You see, before the wooden sword was a sword, it was a wooden board. And before the board was a board, it was rough, unstructured lumber stock. And before that lumber stock lay in a yard waiting to be transformed, it was part of a tall and proud tree in the forest to the south of the village.
Any villager, B.C. included, could discover this information by looking at the magical record. Indeed, it traced B.C.’s toy sword from its days as a tree along each stop on its way to becoming the toy sword B.C. now swung about in his front yard. The same was true for each and every product moving in and out of B.C.’s village.
And what a useful tool this was! It meant that nobody except for all of the villagers together had to keep track of these things. There were no middlemen, as there used to be in the days before the magical record, who charged the villagers to keep track of the comings and goings of their goods.
The community used the record to keep itself informed of the operations of the entire local economy, as did the other surrounding villages.

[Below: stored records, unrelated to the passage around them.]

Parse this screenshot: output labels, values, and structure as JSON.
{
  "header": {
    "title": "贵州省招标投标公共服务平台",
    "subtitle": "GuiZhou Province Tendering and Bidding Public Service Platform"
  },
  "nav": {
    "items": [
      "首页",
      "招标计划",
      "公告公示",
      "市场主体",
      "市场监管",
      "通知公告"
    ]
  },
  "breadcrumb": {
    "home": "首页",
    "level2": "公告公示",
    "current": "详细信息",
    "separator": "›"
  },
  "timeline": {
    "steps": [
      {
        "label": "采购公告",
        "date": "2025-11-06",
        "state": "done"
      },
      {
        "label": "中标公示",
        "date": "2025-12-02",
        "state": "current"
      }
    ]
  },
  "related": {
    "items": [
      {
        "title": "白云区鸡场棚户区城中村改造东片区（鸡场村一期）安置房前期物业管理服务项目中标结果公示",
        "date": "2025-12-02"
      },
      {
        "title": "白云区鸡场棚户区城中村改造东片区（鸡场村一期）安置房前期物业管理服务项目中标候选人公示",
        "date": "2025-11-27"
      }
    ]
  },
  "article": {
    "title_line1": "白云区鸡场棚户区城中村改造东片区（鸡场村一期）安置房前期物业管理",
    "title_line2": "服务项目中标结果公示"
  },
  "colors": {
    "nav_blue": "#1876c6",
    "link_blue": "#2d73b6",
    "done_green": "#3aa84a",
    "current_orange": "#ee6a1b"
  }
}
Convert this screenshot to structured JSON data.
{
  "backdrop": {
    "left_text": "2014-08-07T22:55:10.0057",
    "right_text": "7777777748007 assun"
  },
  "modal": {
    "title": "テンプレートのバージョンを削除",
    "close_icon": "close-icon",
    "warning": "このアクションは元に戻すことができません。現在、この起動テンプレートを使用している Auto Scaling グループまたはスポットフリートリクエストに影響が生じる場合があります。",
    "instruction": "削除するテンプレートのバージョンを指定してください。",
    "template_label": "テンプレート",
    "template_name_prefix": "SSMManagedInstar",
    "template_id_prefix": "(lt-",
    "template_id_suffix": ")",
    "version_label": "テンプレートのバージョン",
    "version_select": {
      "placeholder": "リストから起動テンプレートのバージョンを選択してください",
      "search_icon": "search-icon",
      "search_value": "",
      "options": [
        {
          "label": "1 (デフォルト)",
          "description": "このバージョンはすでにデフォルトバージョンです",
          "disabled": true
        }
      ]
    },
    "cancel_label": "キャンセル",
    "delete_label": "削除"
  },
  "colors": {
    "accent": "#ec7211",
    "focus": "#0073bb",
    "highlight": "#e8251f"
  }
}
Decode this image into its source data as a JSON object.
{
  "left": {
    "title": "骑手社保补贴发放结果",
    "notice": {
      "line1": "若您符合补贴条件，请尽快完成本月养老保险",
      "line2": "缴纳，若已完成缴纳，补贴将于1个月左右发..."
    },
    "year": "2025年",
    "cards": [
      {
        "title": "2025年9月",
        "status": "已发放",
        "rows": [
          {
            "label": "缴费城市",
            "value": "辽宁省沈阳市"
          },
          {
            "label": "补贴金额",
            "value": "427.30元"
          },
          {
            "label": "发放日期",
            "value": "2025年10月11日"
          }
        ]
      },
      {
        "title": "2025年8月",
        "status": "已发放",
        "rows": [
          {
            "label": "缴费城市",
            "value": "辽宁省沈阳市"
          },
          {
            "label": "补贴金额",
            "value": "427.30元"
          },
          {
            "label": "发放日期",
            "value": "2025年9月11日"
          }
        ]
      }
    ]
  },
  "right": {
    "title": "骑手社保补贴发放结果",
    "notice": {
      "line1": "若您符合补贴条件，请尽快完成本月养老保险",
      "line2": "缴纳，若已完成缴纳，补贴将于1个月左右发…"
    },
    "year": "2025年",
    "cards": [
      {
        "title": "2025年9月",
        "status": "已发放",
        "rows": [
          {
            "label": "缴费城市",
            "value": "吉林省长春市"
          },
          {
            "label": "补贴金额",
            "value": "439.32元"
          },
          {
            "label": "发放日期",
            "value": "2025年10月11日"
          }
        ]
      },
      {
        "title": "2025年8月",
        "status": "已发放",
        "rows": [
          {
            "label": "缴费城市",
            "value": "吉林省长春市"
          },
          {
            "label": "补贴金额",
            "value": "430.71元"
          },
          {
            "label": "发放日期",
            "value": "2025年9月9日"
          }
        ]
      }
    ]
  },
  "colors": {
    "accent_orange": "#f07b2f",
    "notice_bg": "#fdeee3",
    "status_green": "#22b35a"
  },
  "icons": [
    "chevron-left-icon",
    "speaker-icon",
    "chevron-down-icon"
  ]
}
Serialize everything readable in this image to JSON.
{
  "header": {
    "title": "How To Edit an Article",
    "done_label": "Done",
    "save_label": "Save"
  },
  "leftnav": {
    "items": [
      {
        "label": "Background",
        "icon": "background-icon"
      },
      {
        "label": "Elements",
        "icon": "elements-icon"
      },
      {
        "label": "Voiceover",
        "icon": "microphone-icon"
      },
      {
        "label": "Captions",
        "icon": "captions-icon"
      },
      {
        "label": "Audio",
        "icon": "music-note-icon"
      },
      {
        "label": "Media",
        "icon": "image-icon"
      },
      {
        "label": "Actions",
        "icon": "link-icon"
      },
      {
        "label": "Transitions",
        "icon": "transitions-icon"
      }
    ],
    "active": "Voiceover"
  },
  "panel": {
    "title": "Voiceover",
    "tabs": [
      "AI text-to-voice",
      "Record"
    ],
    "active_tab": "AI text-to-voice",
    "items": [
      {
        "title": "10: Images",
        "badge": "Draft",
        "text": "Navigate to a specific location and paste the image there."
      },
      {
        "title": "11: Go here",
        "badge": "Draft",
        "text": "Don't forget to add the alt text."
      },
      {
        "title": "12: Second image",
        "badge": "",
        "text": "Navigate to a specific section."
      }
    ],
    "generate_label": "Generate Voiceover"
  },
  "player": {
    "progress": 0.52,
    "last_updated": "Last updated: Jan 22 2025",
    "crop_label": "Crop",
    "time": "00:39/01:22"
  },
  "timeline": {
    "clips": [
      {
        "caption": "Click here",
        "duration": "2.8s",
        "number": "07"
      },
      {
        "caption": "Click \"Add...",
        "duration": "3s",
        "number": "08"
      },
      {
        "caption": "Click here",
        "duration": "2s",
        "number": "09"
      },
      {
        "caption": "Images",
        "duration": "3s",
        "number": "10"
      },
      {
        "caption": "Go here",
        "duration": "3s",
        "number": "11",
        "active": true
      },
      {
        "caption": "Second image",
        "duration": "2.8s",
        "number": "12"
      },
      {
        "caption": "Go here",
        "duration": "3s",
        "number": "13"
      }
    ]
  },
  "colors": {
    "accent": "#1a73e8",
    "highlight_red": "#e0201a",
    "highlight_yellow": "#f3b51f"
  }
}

Then, together, they merged these records into one larger record, establishing a start-to-finish list of all of the products exchanged within the kingdom.
And that’s blockchain in its simplest form explained.
Remember, blockchain is not only about Bitcoin. Because it is all over the news and is the predominant cryptocurrency, people think blockchain means bitcoin. Bitcoin is simply one digital currency which is built using blockchain technology. Blockchain is simply a means by which to record and store information.
The world of crypto is a very foreign concept to many, hard to grasp because it can’t be seen. In a series of bit sized article pieces, I hope to explain the basics of cryptocurrency.